**Task prompt**
In the records below, count every line that contains the word "shortcut" and report only the total.
=== Begin Enclosure ===
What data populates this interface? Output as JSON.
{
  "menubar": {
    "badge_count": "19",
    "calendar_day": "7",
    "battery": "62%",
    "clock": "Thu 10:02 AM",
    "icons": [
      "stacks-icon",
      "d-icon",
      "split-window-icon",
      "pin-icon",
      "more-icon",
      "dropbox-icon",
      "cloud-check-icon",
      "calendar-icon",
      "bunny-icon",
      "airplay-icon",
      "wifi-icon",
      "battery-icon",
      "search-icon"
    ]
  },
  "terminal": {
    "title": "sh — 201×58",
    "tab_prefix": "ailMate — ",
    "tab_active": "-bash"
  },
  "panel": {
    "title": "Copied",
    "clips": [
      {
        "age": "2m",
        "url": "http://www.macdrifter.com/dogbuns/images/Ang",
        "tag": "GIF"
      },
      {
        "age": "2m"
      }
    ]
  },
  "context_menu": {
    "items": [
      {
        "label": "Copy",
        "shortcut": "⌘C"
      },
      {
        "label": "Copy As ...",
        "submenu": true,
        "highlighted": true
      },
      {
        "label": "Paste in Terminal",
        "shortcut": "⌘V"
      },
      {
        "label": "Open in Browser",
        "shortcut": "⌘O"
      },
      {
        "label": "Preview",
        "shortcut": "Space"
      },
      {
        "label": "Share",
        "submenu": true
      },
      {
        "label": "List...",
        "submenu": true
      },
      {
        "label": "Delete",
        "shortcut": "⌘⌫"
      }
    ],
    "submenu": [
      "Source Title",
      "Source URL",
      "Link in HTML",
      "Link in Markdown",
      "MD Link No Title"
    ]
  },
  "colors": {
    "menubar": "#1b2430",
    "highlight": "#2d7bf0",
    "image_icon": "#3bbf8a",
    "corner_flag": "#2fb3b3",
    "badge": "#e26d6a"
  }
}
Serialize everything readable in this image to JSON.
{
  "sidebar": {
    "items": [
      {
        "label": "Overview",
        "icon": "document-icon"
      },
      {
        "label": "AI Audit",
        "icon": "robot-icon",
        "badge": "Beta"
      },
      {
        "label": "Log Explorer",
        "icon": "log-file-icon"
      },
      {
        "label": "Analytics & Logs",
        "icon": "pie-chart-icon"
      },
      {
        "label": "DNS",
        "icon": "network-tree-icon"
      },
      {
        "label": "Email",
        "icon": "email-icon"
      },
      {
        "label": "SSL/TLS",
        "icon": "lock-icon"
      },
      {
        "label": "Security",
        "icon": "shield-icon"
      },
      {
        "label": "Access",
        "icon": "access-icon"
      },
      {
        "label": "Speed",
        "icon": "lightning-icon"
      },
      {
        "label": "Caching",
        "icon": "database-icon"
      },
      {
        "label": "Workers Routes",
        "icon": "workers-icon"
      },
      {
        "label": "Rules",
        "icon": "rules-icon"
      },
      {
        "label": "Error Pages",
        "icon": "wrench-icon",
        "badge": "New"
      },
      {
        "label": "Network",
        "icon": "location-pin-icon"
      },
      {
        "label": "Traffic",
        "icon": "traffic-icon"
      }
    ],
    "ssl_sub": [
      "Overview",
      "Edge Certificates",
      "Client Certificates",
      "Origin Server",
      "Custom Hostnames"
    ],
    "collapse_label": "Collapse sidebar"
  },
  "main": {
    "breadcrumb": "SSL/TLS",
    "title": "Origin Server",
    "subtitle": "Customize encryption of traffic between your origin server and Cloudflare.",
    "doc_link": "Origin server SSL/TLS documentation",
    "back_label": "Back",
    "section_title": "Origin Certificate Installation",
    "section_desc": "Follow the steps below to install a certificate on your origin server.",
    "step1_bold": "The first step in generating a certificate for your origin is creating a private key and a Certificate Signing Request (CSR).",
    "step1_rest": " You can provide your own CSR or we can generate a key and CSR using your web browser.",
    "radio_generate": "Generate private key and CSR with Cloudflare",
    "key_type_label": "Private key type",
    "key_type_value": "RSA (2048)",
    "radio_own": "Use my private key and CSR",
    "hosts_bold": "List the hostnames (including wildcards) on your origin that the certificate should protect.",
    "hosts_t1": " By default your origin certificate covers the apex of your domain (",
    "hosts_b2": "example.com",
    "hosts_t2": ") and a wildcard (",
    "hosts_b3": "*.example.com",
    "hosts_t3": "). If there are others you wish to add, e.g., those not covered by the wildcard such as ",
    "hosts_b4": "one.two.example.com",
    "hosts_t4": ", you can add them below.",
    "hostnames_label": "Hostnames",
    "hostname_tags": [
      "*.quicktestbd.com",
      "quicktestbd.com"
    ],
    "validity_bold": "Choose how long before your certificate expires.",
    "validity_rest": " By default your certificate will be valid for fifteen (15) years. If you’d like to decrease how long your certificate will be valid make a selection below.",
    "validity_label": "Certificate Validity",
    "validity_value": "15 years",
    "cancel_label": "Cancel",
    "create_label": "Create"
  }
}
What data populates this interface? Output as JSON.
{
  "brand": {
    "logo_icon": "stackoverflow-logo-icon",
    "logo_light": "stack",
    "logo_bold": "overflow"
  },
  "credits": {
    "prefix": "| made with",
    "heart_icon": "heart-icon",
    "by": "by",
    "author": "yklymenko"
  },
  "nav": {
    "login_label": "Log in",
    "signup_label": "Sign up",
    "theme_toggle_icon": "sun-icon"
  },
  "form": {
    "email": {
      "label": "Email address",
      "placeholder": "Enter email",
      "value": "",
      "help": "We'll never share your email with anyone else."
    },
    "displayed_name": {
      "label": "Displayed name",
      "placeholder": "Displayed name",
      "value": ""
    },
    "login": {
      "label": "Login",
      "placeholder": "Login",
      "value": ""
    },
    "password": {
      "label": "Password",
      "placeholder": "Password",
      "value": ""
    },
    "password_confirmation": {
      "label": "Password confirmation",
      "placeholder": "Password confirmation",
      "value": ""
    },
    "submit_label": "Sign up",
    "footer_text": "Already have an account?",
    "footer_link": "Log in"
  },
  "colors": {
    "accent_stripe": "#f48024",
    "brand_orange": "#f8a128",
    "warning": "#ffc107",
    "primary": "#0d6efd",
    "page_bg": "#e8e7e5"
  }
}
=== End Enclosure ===
**Solution for this task**
5